Data about app and page elements:
***
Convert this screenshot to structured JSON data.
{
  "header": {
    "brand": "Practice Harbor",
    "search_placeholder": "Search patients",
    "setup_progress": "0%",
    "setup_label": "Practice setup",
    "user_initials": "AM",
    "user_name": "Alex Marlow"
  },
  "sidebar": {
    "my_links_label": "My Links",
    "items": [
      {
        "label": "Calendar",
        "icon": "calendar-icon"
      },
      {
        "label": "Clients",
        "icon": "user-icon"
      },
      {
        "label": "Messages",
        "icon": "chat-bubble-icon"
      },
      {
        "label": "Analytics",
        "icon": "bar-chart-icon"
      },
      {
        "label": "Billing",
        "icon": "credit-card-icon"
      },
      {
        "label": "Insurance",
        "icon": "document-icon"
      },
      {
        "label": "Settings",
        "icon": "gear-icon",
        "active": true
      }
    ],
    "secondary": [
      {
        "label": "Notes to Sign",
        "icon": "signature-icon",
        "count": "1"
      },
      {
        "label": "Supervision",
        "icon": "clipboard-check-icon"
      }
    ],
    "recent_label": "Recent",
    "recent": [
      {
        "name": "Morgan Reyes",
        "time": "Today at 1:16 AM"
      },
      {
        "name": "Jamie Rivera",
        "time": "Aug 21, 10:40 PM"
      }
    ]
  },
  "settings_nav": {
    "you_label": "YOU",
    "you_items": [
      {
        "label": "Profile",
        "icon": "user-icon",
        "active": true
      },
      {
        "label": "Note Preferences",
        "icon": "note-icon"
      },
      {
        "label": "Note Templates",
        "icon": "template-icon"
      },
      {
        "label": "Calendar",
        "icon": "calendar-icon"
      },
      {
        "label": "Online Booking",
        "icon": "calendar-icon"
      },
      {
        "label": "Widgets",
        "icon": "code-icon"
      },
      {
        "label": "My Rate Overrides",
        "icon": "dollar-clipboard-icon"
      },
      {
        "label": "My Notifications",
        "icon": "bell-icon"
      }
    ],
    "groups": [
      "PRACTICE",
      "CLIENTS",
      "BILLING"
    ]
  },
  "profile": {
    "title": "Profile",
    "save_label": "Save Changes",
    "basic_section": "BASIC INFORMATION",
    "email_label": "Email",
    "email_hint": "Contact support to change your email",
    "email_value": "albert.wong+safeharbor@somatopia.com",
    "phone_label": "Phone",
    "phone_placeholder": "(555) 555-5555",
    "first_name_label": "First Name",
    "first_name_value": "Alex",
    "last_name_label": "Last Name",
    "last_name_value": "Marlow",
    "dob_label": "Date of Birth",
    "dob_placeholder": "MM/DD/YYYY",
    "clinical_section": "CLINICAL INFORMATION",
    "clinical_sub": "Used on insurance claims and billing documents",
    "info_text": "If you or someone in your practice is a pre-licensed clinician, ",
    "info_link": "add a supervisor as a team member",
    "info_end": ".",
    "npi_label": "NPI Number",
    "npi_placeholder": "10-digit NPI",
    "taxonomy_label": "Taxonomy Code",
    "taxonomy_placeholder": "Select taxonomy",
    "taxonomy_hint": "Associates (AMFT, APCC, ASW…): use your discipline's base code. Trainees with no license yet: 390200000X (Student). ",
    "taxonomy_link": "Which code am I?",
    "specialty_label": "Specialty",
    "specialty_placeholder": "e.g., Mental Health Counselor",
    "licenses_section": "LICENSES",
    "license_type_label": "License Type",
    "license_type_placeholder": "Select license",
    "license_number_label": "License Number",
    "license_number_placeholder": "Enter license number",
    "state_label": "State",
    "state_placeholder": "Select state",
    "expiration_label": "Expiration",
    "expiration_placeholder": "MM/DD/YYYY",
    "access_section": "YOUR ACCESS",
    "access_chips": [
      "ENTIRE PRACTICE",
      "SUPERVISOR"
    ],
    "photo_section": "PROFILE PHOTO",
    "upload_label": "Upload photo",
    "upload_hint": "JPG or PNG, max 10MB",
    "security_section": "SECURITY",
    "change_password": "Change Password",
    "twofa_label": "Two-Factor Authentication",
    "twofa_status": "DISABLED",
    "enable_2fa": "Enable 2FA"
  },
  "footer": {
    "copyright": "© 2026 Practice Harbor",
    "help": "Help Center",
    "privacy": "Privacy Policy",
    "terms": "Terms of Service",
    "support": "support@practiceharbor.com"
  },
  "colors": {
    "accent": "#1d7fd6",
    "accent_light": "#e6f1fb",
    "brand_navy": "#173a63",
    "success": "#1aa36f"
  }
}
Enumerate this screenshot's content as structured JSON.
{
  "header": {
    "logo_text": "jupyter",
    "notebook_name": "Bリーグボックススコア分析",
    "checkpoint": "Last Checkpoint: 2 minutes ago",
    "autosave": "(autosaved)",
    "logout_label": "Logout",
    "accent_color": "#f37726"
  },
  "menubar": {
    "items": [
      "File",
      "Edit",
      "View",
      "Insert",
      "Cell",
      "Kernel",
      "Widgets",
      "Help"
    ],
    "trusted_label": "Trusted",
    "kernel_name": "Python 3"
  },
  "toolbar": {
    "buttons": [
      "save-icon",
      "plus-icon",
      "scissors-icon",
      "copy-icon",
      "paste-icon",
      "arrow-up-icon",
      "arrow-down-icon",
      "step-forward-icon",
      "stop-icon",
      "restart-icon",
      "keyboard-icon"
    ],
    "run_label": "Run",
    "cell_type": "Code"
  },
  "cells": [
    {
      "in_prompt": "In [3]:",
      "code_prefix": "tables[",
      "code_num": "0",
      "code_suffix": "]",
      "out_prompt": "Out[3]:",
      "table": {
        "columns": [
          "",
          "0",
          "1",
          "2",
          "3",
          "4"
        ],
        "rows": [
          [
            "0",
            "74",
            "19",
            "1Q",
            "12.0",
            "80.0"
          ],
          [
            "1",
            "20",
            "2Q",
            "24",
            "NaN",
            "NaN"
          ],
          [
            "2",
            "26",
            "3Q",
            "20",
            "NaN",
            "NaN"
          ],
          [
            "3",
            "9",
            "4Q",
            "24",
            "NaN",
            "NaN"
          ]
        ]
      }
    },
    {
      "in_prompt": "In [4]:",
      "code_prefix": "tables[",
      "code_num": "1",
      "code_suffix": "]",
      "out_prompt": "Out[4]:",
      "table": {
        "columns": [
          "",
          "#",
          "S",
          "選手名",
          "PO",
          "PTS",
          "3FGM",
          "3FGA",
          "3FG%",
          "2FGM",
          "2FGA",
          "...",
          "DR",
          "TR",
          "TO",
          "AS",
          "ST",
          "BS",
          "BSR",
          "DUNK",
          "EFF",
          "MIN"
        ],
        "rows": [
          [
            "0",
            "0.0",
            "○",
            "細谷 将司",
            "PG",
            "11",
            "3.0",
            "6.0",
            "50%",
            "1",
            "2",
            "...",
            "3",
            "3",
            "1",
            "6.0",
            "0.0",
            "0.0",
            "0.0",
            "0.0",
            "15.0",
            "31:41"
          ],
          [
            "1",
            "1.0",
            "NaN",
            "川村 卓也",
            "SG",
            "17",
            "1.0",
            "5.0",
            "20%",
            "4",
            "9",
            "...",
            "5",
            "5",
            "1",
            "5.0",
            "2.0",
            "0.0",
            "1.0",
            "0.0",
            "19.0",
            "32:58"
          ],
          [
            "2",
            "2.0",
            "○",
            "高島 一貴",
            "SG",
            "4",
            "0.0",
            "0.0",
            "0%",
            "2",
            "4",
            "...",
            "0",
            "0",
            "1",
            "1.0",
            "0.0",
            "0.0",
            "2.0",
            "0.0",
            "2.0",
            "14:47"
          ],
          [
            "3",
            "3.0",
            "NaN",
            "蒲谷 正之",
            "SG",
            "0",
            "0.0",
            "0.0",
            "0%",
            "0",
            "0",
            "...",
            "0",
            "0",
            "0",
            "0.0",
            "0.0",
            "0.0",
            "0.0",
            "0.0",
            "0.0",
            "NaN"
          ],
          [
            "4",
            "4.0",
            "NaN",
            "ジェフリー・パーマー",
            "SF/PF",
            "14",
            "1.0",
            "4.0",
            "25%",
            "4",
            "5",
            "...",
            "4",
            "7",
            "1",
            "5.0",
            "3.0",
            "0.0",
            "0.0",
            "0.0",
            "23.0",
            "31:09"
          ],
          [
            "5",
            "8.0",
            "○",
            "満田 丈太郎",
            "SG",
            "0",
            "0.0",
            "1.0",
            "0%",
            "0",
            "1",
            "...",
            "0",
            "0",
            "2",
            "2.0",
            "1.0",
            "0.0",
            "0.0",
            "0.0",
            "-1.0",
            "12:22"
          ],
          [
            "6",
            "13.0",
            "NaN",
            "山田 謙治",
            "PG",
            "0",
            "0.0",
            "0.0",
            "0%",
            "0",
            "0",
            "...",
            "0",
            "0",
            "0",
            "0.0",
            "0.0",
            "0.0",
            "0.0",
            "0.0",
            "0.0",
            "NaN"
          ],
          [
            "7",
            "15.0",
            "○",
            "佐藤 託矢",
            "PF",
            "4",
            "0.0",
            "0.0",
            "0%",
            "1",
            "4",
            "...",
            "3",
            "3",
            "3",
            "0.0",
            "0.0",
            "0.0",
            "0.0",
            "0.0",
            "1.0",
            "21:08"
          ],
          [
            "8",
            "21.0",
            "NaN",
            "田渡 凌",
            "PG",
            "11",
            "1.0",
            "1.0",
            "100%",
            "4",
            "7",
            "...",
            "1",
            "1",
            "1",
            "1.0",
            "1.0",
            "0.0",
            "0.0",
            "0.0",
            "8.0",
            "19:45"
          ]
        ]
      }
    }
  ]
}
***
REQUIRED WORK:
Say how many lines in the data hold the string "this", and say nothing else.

RESPONSE BELOW:
2